Hats off to Hammer for managing to do the inexplicable and produce a horror film that is on one level a gore-free, completely inoffensive, almost family friendly 12A film, but on another level genuinely chilling, seat grippingly terrifying, thoroughly modern, and yet nostalgically classical horror. This is also the first of the new Hammer films that I have seen that I think can be described as a Hammer film in the truest sense (fitting in with its previous canon of films) Let Me In. and The Resident both felt very American, in style not just in location, whereas The Woman in Black is unashamedly British in both regards. The film is very modern in style but manages to create a continuity with Hammer’s past through its use of themes and iconography. Back once more are the unfriendly locals, the rolling fog banks, the religious iconography, and the muddy graveyards, only this time the scenery is stomped through by the fresh-faced Daniel Radcliffe.
And now a brief summary of the plot. Daniel Radcliffe’s wife has died in childbirth, this event leaves him so distraught that his work evidently suffers, and now, a few years on, he is given an ultimatum by his employer that he must travel to a remote coastal village and spend the weekend sorting out the papers of a deceased clients estate before returning or he will lose his job. Sounds simple enough? However, when Radcliffe arrives in the village he finds that the locals, including the local solicitor who is supposed to help him, want him to go straight back where he came from. Even worse the house he needs to visit is on an island surrounded by dangerous marshes that can only be reached by a causeway when the tide is out. He soon discovers that the house is haunted by a mysterious woman in black, and the consequences of seeing her are grave indeed for the residents of the local village. But not only is Radcliffe tapped in the house for long periods by the tide, but he is trapped by the knowledge of what will become of his son if he leaves without completing his work for the firm.
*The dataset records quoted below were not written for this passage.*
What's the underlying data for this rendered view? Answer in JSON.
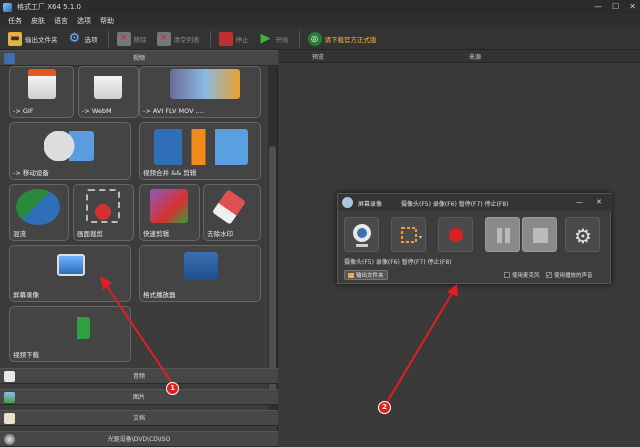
{
  "window": {
    "title": "格式工厂 X64 5.1.0",
    "controls": [
      "—",
      "☐",
      "✕"
    ]
  },
  "menu": [
    "任务",
    "皮肤",
    "语言",
    "选项",
    "帮助"
  ],
  "toolbar": {
    "output_folder": "输出文件夹",
    "options": "选项",
    "remove": "移除",
    "clear_list": "清空列表",
    "stop": "停止",
    "start": "开始",
    "download": "请下载官方正式版"
  },
  "sidebar": {
    "video_header": "视频",
    "tiles": [
      {
        "label": "-> GIF"
      },
      {
        "label": "-> WebM"
      },
      {
        "label": "-> AVI FLV MOV ...."
      },
      {
        "label": "-> 移动设备"
      },
      {
        "label": "视频合并 && 剪辑"
      },
      {
        "label": "混流"
      },
      {
        "label": "画面裁剪"
      },
      {
        "label": "快速剪辑"
      },
      {
        "label": "去除水印"
      },
      {
        "label": "屏幕录像"
      },
      {
        "label": "格式播放器"
      },
      {
        "label": "视频下载"
      }
    ],
    "categories": [
      {
        "label": "音频"
      },
      {
        "label": "图片"
      },
      {
        "label": "文档"
      },
      {
        "label": "光驱设备\\DVD\\CD\\ISO"
      }
    ]
  },
  "table": {
    "columns": [
      "预览",
      "来源"
    ]
  },
  "recorder_dialog": {
    "title": "屏幕录像",
    "hotkeys": "摄像头(F5)  录像(F6)  暂停(F7)  停止(F8)",
    "button_hotkeys": "摄像头(F5) 录像(F6) 暂停(F7) 停止(F8)",
    "output_folder": "输出文件夹",
    "use_microphone": "使用麦克风",
    "use_system_sound": "使用播放的声音",
    "use_microphone_checked": false,
    "use_system_sound_checked": true
  },
  "annotations": [
    {
      "label": "1"
    },
    {
      "label": "2"
    }
  ],
  "colors": {
    "accent_red": "#e02020",
    "download_orange": "#ffb040"
  }
}
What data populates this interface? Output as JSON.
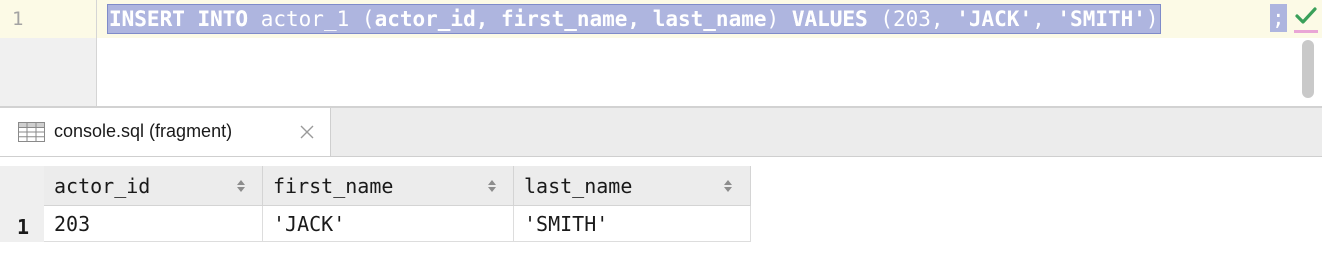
{
  "editor": {
    "line_number": "1",
    "sql": {
      "insert_kw": "INSERT INTO",
      "table_name": "actor_1",
      "open_paren": "(",
      "columns": "actor_id, first_name, last_name",
      "close_paren": ")",
      "values_kw": "VALUES",
      "values_open": "(",
      "v_id": "203",
      "sep1": ",",
      "v_first": "'JACK'",
      "sep2": ",",
      "v_last": "'SMITH'",
      "values_close": ")",
      "semicolon": ";"
    },
    "status_icon": "check-icon"
  },
  "tabs": [
    {
      "label": "console.sql (fragment)",
      "icon": "table-icon"
    }
  ],
  "result": {
    "columns": [
      "actor_id",
      "first_name",
      "last_name"
    ],
    "rows": [
      {
        "row_number": "1",
        "cells": [
          "203",
          "'JACK'",
          "'SMITH'"
        ]
      }
    ]
  },
  "colors": {
    "selection": "#aeb5df",
    "current_line": "#fcfae6",
    "check": "#3aa05a"
  }
}
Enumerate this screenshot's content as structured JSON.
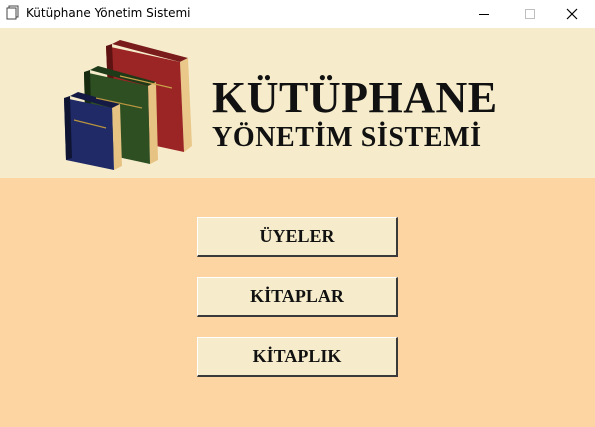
{
  "window": {
    "title": "Kütüphane Yönetim Sistemi",
    "icon": "app-window-icon"
  },
  "header": {
    "title": "KÜTÜPHANE",
    "subtitle": "YÖNETİM SİSTEMİ",
    "logo_icon": "books-stack-icon"
  },
  "menu": {
    "members_label": "ÜYELER",
    "books_label": "KİTAPLAR",
    "library_label": "KİTAPLIK"
  },
  "colors": {
    "header_bg": "#f6eccb",
    "main_bg": "#fdd5a2",
    "button_bg": "#f6eccb"
  }
}
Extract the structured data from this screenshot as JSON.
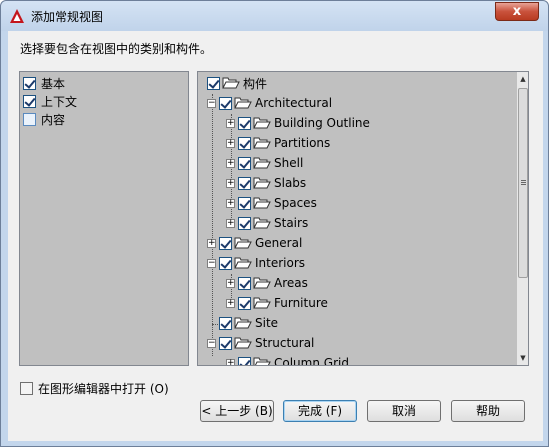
{
  "window": {
    "title": "添加常规视图",
    "close_label": "x"
  },
  "instruction": "选择要包含在视图中的类别和构件。",
  "categories": [
    {
      "label": "基本",
      "checked": true
    },
    {
      "label": "上下文",
      "checked": true
    },
    {
      "label": "内容",
      "checked": false
    }
  ],
  "tree": {
    "root": "构件",
    "architectural": "Architectural",
    "building_outline": "Building Outline",
    "partitions": "Partitions",
    "shell": "Shell",
    "slabs": "Slabs",
    "spaces": "Spaces",
    "stairs": "Stairs",
    "general": "General",
    "interiors": "Interiors",
    "areas": "Areas",
    "furniture": "Furniture",
    "site": "Site",
    "structural": "Structural",
    "column_grid": "Column Grid"
  },
  "open_in_editor": {
    "label": "在图形编辑器中打开 (O)",
    "checked": false
  },
  "buttons": {
    "back": "< 上一步 (B)",
    "finish": "完成 (F)",
    "cancel": "取消",
    "help": "帮助"
  },
  "colors": {
    "accent": "#3c7fb1",
    "app_icon": "#c4161c"
  }
}
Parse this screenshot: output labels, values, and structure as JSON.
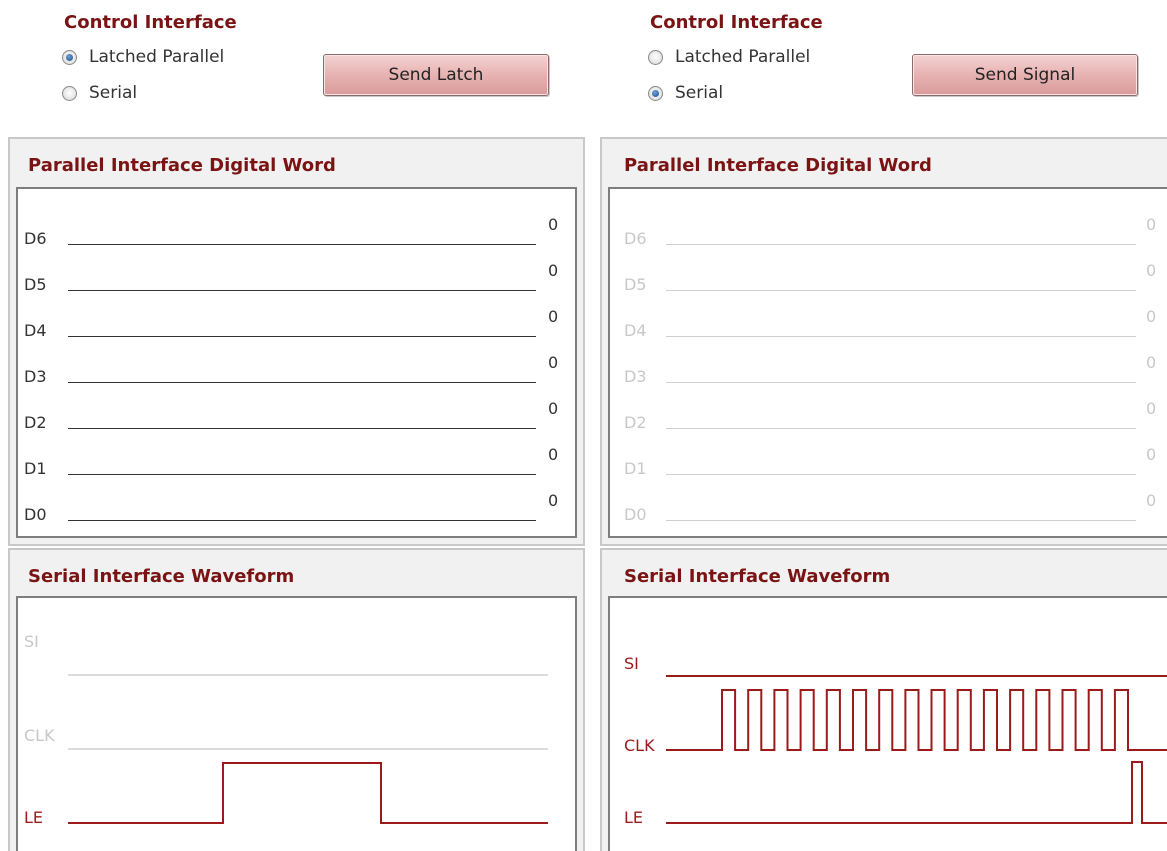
{
  "left": {
    "control": {
      "title": "Control Interface",
      "options": [
        {
          "label": "Latched Parallel",
          "checked": true
        },
        {
          "label": "Serial",
          "checked": false
        }
      ],
      "button_label": "Send Latch"
    },
    "parallel": {
      "title": "Parallel Interface Digital Word",
      "enabled": true,
      "bits": [
        {
          "name": "D6",
          "value": "0"
        },
        {
          "name": "D5",
          "value": "0"
        },
        {
          "name": "D4",
          "value": "0"
        },
        {
          "name": "D3",
          "value": "0"
        },
        {
          "name": "D2",
          "value": "0"
        },
        {
          "name": "D1",
          "value": "0"
        },
        {
          "name": "D0",
          "value": "0"
        }
      ]
    },
    "serial": {
      "title": "Serial Interface Waveform",
      "signals": [
        {
          "name": "SI",
          "active": false
        },
        {
          "name": "CLK",
          "active": false
        },
        {
          "name": "LE",
          "active": true
        }
      ]
    }
  },
  "right": {
    "control": {
      "title": "Control Interface",
      "options": [
        {
          "label": "Latched Parallel",
          "checked": false
        },
        {
          "label": "Serial",
          "checked": true
        }
      ],
      "button_label": "Send Signal"
    },
    "parallel": {
      "title": "Parallel Interface Digital Word",
      "enabled": false,
      "bits": [
        {
          "name": "D6",
          "value": "0"
        },
        {
          "name": "D5",
          "value": "0"
        },
        {
          "name": "D4",
          "value": "0"
        },
        {
          "name": "D3",
          "value": "0"
        },
        {
          "name": "D2",
          "value": "0"
        },
        {
          "name": "D1",
          "value": "0"
        },
        {
          "name": "D0",
          "value": "0"
        }
      ]
    },
    "serial": {
      "title": "Serial Interface Waveform",
      "signals": [
        {
          "name": "SI",
          "active": true
        },
        {
          "name": "CLK",
          "active": true
        },
        {
          "name": "LE",
          "active": true
        }
      ],
      "clk_pulses": 16
    }
  },
  "colors": {
    "title": "#7a1414",
    "waveform": "#9b1a1a",
    "disabled_text": "#c8c8c8",
    "button": "#e3a9a9"
  }
}
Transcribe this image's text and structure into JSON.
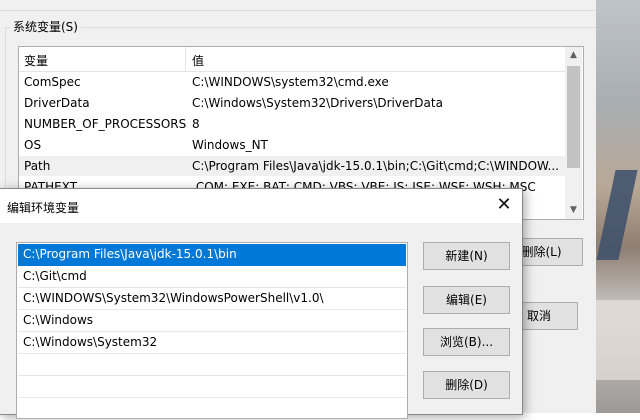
{
  "system_variables": {
    "group_label": "系统变量(S)",
    "col_name": "变量",
    "col_value": "值",
    "rows": [
      {
        "name": "ComSpec",
        "value": "C:\\WINDOWS\\system32\\cmd.exe"
      },
      {
        "name": "DriverData",
        "value": "C:\\Windows\\System32\\Drivers\\DriverData"
      },
      {
        "name": "NUMBER_OF_PROCESSORS",
        "value": "8"
      },
      {
        "name": "OS",
        "value": "Windows_NT"
      },
      {
        "name": "Path",
        "value": "C:\\Program Files\\Java\\jdk-15.0.1\\bin;C:\\Git\\cmd;C:\\WINDOW..."
      },
      {
        "name": "PATHEXT",
        "value": ".COM;.EXE;.BAT;.CMD;.VBS;.VBE;.JS;.JSE;.WSF;.WSH;.MSC"
      }
    ],
    "delete_label": "删除(L)",
    "cancel_label": "取消"
  },
  "edit_dialog": {
    "title": "编辑环境变量",
    "close_glyph": "✕",
    "paths": [
      "C:\\Program Files\\Java\\jdk-15.0.1\\bin",
      "C:\\Git\\cmd",
      "C:\\WINDOWS\\System32\\WindowsPowerShell\\v1.0\\",
      "C:\\Windows",
      "C:\\Windows\\System32",
      "",
      "",
      ""
    ],
    "buttons": {
      "new": "新建(N)",
      "edit": "编辑(E)",
      "browse": "浏览(B)...",
      "delete": "删除(D)"
    }
  },
  "colors": {
    "selection": "#0078d7",
    "dialog_bg": "#f0f0f0"
  }
}
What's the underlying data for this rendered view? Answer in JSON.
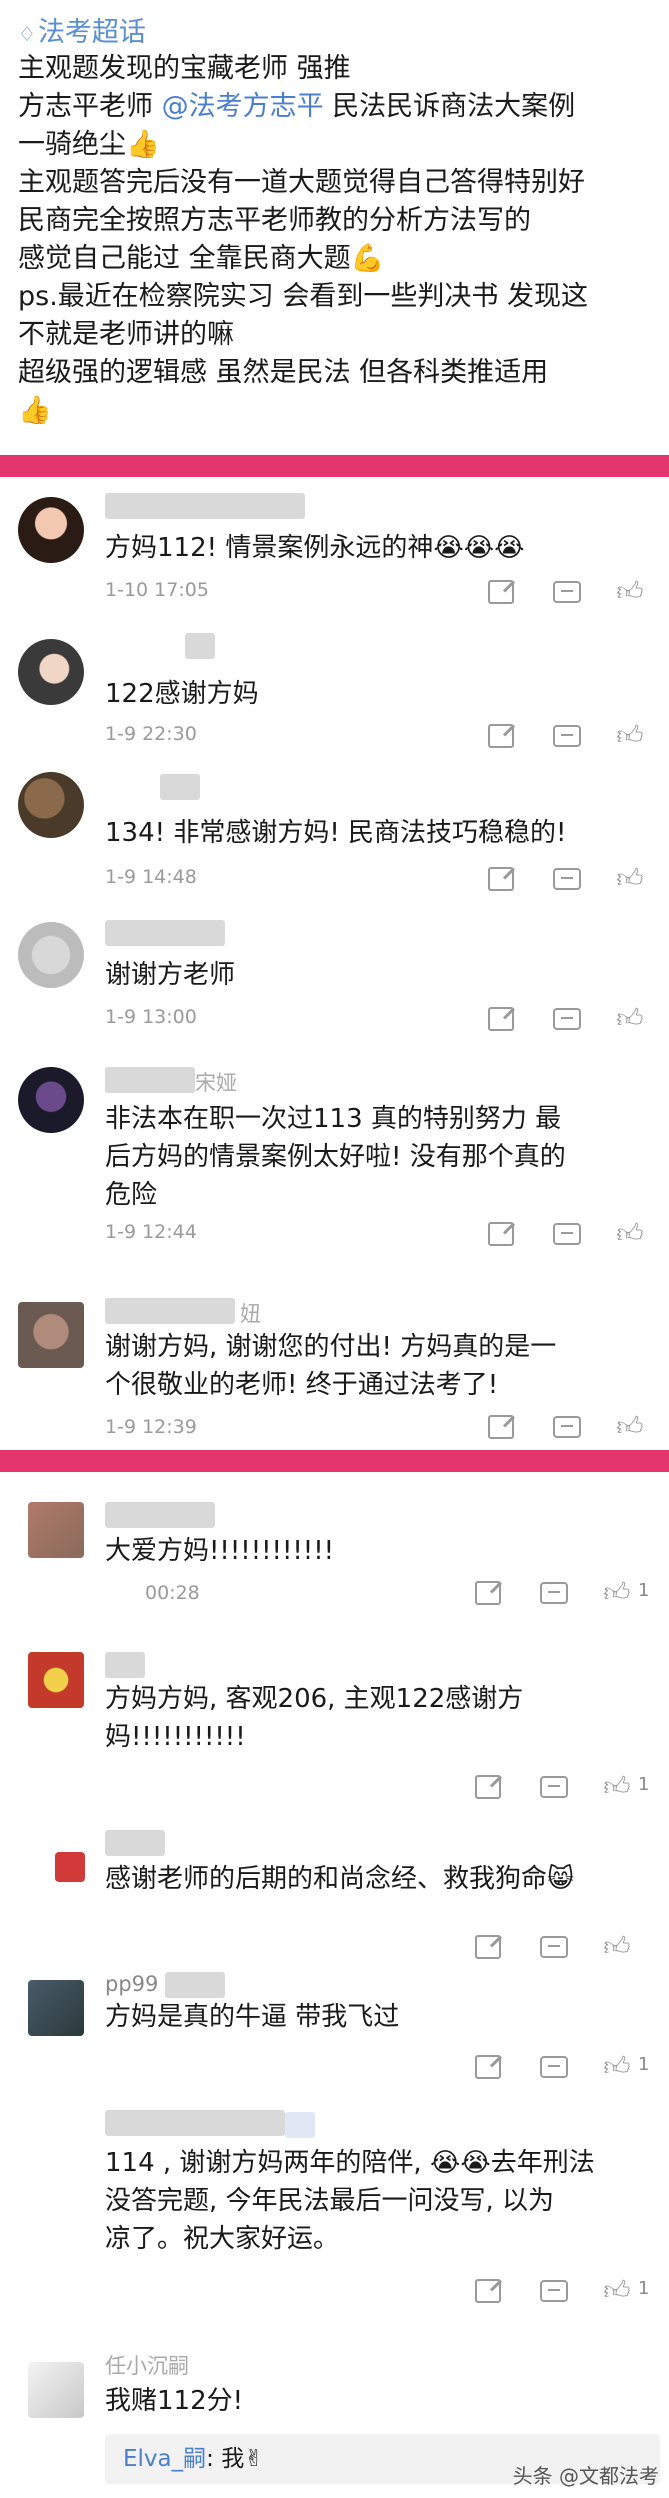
{
  "post": {
    "tag": "法考超话",
    "lines": [
      "主观题发现的宝藏老师 强推",
      "方志平老师",
      "一骑绝尘👍",
      "主观题答完后没有一道大题觉得自己答得特别好",
      "民商完全按照方志平老师教的分析方法写的",
      "感觉自己能过 全靠民商大题💪",
      "ps.最近在检察院实习 会看到一些判决书 发现这",
      "不就是老师讲的嘛",
      "超级强的逻辑感   虽然是民法 但各科类推适用",
      "👍"
    ],
    "mention": "@法考方志平",
    "line2_tail": "民法民诉商法大案例"
  },
  "comments_a": [
    {
      "text": "方妈112! 情景案例永远的神😭😭😭",
      "meta": "1-10 17:05"
    },
    {
      "text": "122感谢方妈",
      "meta": "1-9 22:30"
    },
    {
      "text": "134! 非常感谢方妈! 民商法技巧稳稳的!",
      "meta": "1-9 14:48"
    },
    {
      "text": "谢谢方老师",
      "meta": "1-9 13:00"
    },
    {
      "text1": "非法本在职一次过113  真的特别努力  最",
      "text2": "后方妈的情景案例太好啦! 没有那个真的",
      "text3": "危险",
      "meta": "1-9 12:44",
      "name": "宋娅"
    },
    {
      "text1": "谢谢方妈, 谢谢您的付出! 方妈真的是一",
      "text2": "个很敬业的老师! 终于通过法考了!",
      "meta": "1-9 12:39",
      "name": "妞"
    }
  ],
  "comments_b": [
    {
      "text": "大爱方妈!!!!!!!!!!!!",
      "meta": "00:28",
      "likes": "1"
    },
    {
      "text1": "方妈方妈, 客观206, 主观122感谢方",
      "text2": "妈!!!!!!!!!!!",
      "likes": "1"
    },
    {
      "text": "感谢老师的后期的和尚念经、救我狗命😸"
    },
    {
      "text": "方妈是真的牛逼 带我飞过",
      "name": "pp99",
      "likes": "1"
    },
    {
      "text1": "114 , 谢谢方妈两年的陪伴, 😭😭去年刑法",
      "text2": "没答完题, 今年民法最后一问没写, 以为",
      "text3": "凉了。祝大家好运。",
      "likes": "1"
    },
    {
      "text": "我赌112分!",
      "name": "任小沉嗣",
      "reply_name": "Elva_嗣",
      "reply_text": ": 我✌"
    }
  ],
  "watermark": "头条 @文都法考",
  "colors": {
    "divider": "#e5356f",
    "mention": "#4a7fd0",
    "meta": "#9a9a9a"
  },
  "icons": [
    "diamond-icon",
    "edit-icon",
    "comment-icon",
    "like-icon"
  ]
}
Although I was not scared per se, as I am notoriously hard to scare nowadays, I did find that the film had a suitably creepy atmosphere and some nail-biting set pieces. The child’s playroom with the rocking chair was enough to give anyone nightmares. The other people in the theatre were thoroughly terrified from start to finish, including Murray who was gripping my arm from about a third of the way in. The Woman in Black is a very, beautiful, atmospheric, highly enjoyable, and well-made film and I thoroughly recommend it.